Teachers demonstrate mastery of and pedagogical expertise in the content they teach. The elementary teacher is an expert in literacy and mathematics and is knowledgeable in all other content that he or she teaches (e.g., science, social studies, arts, physical education, or world languages). The secondary teacher has knowledge of literacy and mathematics and is an expert in his or her content endorsement area(s).
ELEMENT A: Teachers provide instruction that is aligned with the Colorado Academic Standards and their district's organized plan of instruction.
During my time at Cache La Poudre Elementary and Middle School, I was able to design multiple lessons addressing different medias and practices within the Art worlds. For example, Six Grade Art Exploration created sculpted clay creatures that focused on one emotion or feeling. Each student had their own decisions to make, but each standard was address through the natural artistic process. By aligning artmaking through Colorado Visual Art Standards, students have the opportunity to explore, observe, ideate, created, and reflect. Students begin understanding how process is equally, maybe more important than product. Here is an example of the Learning Objectives aligned with CO Visual Art Standards:
"By observing Ceramic Artist Examples, students will be able to explore and see Pottery’s wide range of cultures, locations, and time. (Comprehend, GLE: 1A, Bloom’s: Evaluate, Literacy: Vocabulary)
While exploring the properties of clay, students will discover the relationship between clay, air, and water. (Create, GLE: 3B, Bloom’s: Understand, Artmaking: Pottery, Literacy: Vocabulary)
Students will be able to choose their emotion, use existing art elements to communicate body language, facial features, and personality. (Reflect, GLE: 2A, Bloom’s: Apply, Literacy: Clay Creature Plan)
Students will use simple clay processes and rules, like slip and score, clay thickness, and kiln properties. (Create, GLE: 3B, Bloom’s: Apply, Artmaking: Pottery)
After using paint to help communicate emotion through color, students will reflect on their artistic process and decisions that led to the final product. (Transfer, GLE: 4C, Bloom’s: Remember)"
ELEMENT B: Teachers develop and implement lessons that connect to a variety of content areas/disciplines and emphasize literacy and mathematics.
The most important component to lesson design is the connection to students and the world around us. To develop a project that allows students to see the opportunities beyond the classroom is very important to my teaching philosophy. At Cache La Poudre Elementary, I designed a STEAM lesson on fish with Third Grade. We began the project by studying fish: Where do they live? How do they live? What do they look like and why? An artist uses observation to help enhance their art and students got the opportunity to connect to the wildlife in their community and around the world. Once students studied and observed fish, they were able to create a fish out of clay using a real fish for reference or design their own. Here is an example of a diagram talked about together as a class:

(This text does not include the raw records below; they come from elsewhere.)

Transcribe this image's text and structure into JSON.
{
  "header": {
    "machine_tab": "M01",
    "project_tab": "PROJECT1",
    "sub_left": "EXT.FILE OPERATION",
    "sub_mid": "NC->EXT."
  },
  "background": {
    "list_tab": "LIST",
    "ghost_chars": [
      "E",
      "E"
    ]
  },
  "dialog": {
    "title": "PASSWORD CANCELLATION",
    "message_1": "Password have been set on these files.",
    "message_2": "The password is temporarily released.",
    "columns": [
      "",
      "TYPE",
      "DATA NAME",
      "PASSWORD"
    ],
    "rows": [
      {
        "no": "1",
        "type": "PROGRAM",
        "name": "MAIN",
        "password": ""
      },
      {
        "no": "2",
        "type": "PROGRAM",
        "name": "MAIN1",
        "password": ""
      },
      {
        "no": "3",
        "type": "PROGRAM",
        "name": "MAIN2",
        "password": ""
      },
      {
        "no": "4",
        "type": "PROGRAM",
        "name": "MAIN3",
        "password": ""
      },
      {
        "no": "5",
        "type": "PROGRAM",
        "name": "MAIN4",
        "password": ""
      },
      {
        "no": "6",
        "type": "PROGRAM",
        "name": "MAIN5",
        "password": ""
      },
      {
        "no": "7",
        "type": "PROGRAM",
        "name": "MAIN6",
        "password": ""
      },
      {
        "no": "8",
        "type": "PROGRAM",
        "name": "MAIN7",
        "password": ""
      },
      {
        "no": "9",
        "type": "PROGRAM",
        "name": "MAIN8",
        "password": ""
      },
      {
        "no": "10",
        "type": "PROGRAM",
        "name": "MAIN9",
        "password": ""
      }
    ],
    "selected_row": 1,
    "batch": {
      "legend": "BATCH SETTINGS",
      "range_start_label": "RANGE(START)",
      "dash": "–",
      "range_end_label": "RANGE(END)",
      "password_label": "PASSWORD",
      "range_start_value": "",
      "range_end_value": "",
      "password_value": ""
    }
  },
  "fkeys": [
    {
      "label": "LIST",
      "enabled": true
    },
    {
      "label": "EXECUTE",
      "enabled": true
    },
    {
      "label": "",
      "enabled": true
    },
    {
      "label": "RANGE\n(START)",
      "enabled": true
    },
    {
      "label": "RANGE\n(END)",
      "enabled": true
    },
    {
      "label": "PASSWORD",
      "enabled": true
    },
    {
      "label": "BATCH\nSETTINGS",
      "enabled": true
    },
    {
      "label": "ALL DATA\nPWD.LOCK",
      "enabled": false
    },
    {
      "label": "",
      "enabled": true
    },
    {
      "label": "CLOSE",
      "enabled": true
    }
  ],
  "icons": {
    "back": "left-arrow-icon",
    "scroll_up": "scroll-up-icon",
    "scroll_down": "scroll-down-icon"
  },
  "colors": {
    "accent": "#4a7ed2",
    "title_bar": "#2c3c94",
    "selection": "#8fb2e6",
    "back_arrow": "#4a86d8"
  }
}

ELEMENT C: Teachers demonstrate knowledge of the content, central concepts, inquiry, appropriate evidence-based instructional practices, and specialized characteristics of the disciplines being taught.
While studying Art Education, I was taking classes that covered all disciplines including painting, drawing, screen printing, graphic design, Fibers, Pottery, Sculpture, and woodshop. Throughout the years, students would develop a deep knowledge of studio styled learning to help implement content, concepts, and special characteristics being taught. During my years in the art program, I took began concentrating in Fibers, which means I took second level and advanced classes to push my Fibers work further. This allowed me to equip myself, as an educator, to know what can be done, what is best for students, and what is important to address in the art classroom. For example, I designed a weaving exploration project with Fourth Grade. Without the training I've had, I wouldn't be as prepared. On the left is the work from the Fourth Grade class, and on the right is my weaving.